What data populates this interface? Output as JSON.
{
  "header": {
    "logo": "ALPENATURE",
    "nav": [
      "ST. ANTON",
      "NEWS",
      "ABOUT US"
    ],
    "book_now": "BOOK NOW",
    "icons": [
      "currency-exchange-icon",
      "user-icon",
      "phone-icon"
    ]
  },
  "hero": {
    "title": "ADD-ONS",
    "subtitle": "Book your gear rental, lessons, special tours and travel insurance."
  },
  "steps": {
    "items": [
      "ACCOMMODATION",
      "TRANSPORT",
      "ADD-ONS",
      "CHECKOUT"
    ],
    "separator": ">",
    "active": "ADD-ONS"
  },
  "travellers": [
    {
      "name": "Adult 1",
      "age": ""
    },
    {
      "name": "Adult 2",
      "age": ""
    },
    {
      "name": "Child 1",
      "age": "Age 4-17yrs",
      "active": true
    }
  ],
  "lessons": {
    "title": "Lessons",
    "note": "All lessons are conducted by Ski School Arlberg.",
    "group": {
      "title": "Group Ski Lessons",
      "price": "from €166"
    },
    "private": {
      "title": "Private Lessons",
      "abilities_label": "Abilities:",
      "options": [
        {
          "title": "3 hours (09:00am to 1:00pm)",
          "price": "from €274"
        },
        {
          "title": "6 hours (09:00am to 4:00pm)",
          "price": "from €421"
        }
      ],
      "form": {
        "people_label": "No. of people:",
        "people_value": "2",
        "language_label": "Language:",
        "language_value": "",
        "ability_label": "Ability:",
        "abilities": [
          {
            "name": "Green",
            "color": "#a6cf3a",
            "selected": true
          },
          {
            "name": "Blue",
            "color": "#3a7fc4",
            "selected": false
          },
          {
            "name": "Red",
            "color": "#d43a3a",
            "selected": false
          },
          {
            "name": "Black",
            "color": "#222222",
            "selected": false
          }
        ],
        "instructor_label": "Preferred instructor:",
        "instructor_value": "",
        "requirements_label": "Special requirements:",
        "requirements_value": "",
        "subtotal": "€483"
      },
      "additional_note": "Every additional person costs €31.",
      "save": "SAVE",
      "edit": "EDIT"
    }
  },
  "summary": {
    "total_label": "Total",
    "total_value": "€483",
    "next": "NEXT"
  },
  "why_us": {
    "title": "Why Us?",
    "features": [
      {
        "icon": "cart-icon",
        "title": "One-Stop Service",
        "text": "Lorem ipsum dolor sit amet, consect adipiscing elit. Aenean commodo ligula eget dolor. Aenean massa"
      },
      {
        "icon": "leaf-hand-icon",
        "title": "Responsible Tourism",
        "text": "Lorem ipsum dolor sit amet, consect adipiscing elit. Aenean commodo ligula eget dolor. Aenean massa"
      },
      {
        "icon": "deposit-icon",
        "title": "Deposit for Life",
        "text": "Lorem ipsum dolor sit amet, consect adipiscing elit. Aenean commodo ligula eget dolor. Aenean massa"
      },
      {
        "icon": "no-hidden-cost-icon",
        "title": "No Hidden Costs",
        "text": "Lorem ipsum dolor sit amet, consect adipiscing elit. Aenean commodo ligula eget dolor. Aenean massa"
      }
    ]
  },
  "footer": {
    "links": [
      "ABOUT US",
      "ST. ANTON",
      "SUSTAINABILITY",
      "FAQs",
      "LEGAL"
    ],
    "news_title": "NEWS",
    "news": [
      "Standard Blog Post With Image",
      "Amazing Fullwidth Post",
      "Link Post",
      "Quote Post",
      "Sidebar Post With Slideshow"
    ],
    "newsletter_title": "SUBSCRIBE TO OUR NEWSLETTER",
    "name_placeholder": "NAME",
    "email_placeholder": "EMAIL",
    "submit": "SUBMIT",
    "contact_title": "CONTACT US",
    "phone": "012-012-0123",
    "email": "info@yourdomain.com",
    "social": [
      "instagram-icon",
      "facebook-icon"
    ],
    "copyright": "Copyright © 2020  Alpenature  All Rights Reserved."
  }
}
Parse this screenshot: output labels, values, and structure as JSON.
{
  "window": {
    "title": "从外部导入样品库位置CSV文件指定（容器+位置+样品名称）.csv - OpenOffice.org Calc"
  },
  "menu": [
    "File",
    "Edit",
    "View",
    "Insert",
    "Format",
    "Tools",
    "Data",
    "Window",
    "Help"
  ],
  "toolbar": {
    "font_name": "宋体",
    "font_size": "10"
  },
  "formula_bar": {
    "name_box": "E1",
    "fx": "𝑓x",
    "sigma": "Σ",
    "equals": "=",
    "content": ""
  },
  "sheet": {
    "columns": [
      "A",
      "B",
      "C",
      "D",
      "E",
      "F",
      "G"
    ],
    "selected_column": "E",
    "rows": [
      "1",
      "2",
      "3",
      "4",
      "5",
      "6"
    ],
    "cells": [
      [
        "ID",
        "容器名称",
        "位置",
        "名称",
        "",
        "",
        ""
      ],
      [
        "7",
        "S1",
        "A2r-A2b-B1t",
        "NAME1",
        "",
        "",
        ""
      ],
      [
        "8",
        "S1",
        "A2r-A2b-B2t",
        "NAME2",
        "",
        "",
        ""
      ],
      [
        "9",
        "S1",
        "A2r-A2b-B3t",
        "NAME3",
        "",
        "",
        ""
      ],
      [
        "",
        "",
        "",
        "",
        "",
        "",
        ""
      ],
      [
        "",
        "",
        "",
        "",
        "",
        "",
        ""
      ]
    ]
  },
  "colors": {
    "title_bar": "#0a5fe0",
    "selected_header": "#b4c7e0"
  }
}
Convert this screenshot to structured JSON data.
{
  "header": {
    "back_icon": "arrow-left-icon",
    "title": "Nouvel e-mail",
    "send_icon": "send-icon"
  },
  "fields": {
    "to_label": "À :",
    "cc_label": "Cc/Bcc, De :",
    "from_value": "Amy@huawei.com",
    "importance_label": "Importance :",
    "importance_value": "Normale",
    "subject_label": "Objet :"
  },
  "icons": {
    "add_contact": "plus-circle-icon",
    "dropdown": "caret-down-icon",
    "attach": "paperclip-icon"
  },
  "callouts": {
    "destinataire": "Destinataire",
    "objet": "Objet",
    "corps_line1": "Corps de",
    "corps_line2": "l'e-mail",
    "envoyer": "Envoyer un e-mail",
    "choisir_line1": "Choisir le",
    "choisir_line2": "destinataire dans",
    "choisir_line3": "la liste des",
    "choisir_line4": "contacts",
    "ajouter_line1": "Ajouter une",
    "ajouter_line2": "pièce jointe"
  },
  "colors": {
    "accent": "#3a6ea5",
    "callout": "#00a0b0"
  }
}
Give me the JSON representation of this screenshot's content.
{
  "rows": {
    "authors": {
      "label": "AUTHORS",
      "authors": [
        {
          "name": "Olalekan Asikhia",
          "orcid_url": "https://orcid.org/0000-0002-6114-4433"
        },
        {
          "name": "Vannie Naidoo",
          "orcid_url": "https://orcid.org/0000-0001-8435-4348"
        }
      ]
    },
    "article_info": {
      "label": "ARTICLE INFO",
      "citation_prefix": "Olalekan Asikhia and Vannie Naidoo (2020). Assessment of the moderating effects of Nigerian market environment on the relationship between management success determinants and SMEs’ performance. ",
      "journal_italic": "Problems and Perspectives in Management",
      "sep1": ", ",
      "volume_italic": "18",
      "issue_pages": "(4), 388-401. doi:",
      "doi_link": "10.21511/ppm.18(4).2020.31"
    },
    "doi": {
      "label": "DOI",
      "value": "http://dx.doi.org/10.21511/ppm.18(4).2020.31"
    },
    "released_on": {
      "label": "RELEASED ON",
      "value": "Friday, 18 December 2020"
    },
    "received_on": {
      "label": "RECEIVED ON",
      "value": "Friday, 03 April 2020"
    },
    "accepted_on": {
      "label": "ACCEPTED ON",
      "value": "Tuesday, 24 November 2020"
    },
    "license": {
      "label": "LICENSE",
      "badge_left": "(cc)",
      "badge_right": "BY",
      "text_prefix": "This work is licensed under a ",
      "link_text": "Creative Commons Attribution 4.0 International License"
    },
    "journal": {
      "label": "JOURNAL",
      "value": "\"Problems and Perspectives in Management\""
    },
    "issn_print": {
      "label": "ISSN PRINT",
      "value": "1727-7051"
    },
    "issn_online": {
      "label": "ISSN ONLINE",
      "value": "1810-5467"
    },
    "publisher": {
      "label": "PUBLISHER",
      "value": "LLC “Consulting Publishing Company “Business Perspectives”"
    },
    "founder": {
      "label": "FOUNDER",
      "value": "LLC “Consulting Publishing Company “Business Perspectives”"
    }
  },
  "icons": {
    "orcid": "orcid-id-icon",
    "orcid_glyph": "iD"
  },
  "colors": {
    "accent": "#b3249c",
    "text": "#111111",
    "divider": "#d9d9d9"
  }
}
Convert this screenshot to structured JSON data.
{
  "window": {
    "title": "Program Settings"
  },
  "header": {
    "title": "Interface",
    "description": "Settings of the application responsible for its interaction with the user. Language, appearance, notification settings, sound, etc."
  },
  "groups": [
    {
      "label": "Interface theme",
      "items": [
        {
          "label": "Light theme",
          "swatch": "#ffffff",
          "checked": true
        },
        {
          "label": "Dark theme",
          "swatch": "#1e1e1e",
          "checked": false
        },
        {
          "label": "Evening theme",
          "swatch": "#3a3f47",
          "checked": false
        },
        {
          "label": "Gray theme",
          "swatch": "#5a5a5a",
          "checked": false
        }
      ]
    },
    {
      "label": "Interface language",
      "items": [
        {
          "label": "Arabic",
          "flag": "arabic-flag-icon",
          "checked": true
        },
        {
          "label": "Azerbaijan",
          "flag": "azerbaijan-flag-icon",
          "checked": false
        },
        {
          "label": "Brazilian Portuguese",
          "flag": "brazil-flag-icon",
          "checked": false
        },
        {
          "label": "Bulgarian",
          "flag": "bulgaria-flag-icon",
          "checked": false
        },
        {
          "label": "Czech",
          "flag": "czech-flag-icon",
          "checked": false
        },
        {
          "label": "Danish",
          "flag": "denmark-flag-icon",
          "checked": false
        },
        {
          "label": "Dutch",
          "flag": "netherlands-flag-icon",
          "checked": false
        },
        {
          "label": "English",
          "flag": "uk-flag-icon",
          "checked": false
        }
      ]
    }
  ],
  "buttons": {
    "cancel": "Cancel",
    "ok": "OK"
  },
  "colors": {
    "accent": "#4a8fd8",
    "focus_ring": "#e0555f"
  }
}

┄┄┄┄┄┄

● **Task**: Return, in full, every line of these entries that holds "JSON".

● **Answer to the exercise**:
What data populates this interface? Output as JSON.
Parse this screenshot: output labels, values, and structure as JSON.
Convert this screenshot to structured JSON data.
Give me the JSON representation of this screenshot's content.
Convert this screenshot to structured JSON data.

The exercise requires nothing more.